Jay Dicharry built his international reputation as an expert in biomechanical analysis as Director of the SPEED Clinic at the University of Virginia. Through this innovative venture, Jay was able to blend the fields of clinical practice and engineering to better understand and eliminate the cause of overuse injuries in endurance athletes. His unique approach goes outside the traditional model of therapy and aims to correct imbalances before they affect your performance. Jay wrote a book on running gait assessments: he is author of “Anatomy for Runners”, writes columns for numerous magazines, and has published over 30 peer-reviewed journal articles. Having taught in the Sports Medicine program at UVA, he brings a strong bias towards patient education, and continues to teach nationally to elevate the standard of care for Therapists, Physicians, and Coaches working with endurance athletes.
Originally from New Orleans LA, Jay completed the Masters of Physical Therapy degree at Louisiana State University Medical Center and is a Board-Certified Sports Clinical Specialist. Jay has had an active research career, and consults for numerous footwear companies, the US Air Force and USA Track and Field. His research focus on footwear and the causative factors driving overuse injury continues at Rebound, and provides his patients with an unmatched level of innovation and success.
In addition to his clinical distinction, Jay is a certified coach through both the United States Track and Field Association and the United States Cycling Federation, and certified Golf Fitness Instructor through Titleist Performance Institute. He has a competitive history in swimming, triathlon, cycling, and running events on both the local and national level, and has coached athletes from local standouts to national medalists.
This course lays a foundation that is critical for the acute and long term success in caring for the endurance athlete. First the course will… read more
Optimizing running form requires that the runner bring a specific set of athletic skills to the starting line. This course discusses the impact of mobility… read more
What is the best way to run? While the media loves to discuss polarizing headlines such as “everyone must land on their forefoot,” there is… read more
While it is critical to evaluate the runner from a clinical perspective, the only way to understand how the runner uses his or her combination… read more
Running shoes have seen quite the evolution. Early thin and flexible designs have morphed into stiff and bulky shoes, and are now moving toward the… read more

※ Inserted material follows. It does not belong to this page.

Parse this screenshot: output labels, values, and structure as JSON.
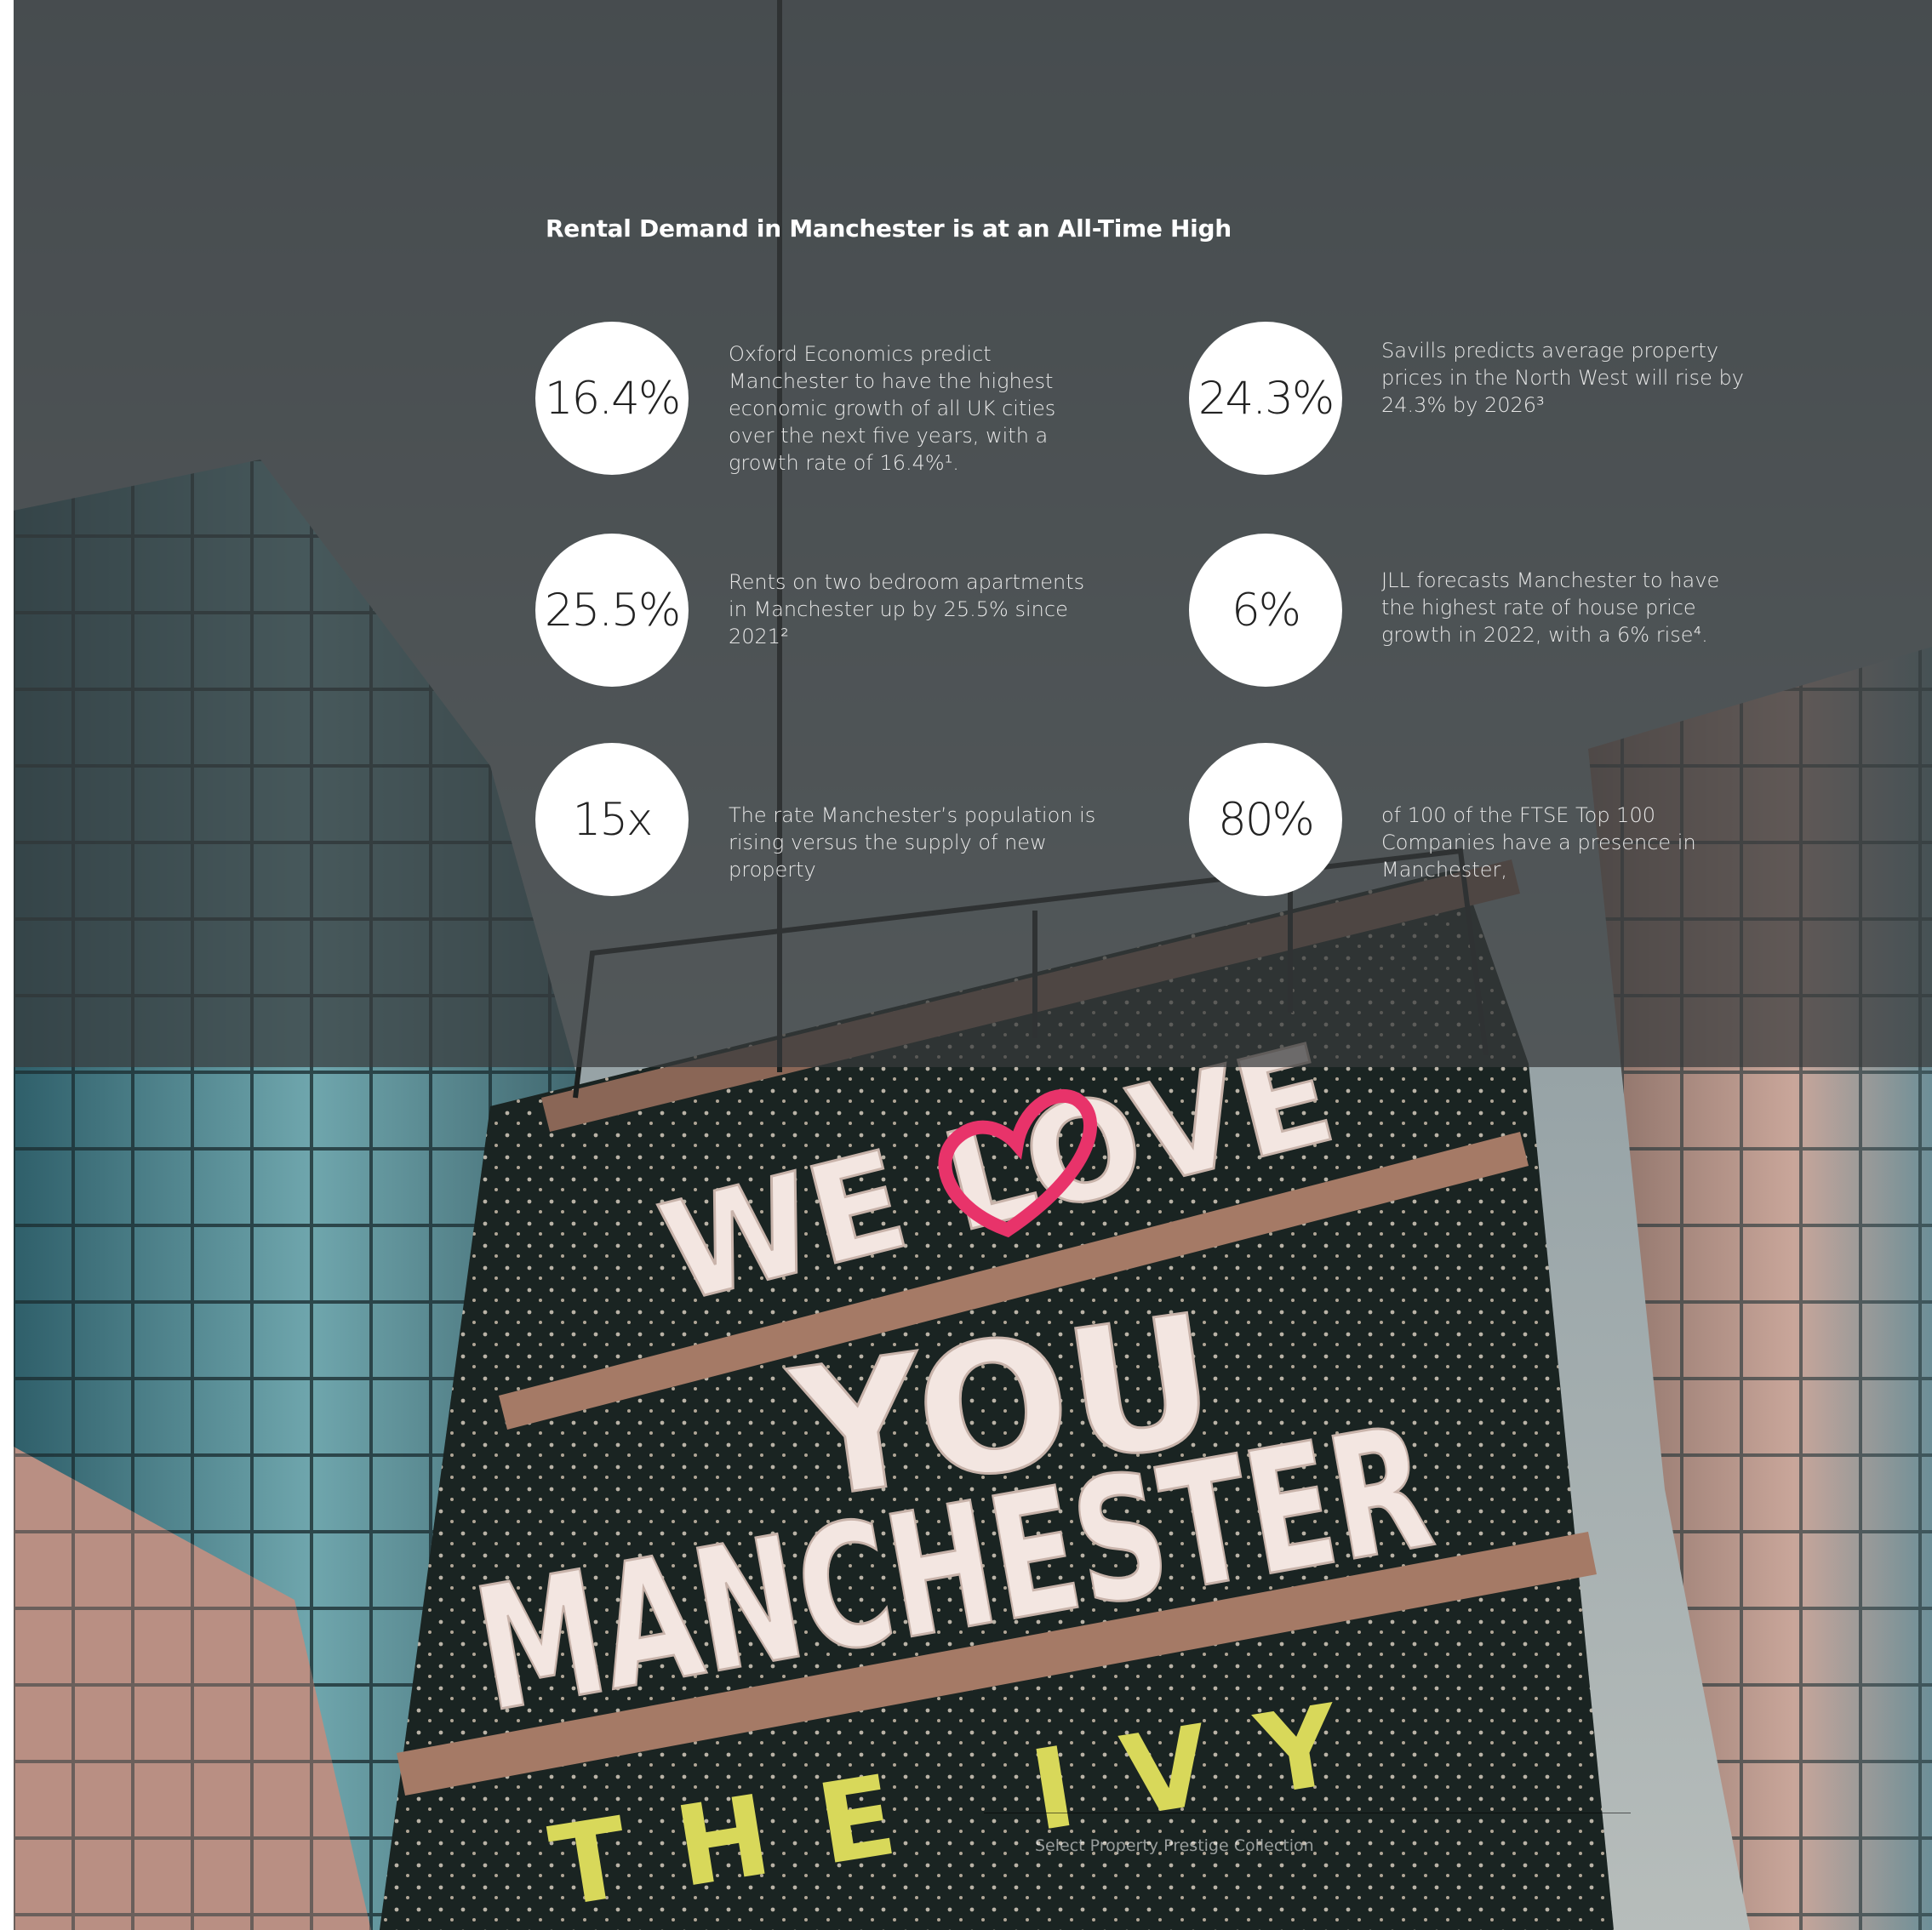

Your patient is progressing well, and ready to begin a gradual return to training. They ask “is there anything special I should keep in mind… read more
Your patient is having chronic anterior knee pain on the bike, so it makes sense to look at their mechanics on the bike. But where… read more
What do you do when the solution to improve a cyclist’s pain or performance is more than adjusting the contact points on the bike? While… read more
You’ve completed the didactic portion of the cycling content, and it’s time to apply these concepts to a hands-on bike fitting. In this course, we’ll… read more
While both throwers and swimmers are often grouped as “overhead athletes,” the etiology of shoulder stress in each of these groups is vastly different. Then… read more
Optimal swimming form requires a precise synchronization of both the upper and lower body to propel the body through a medium ten times more dense… read more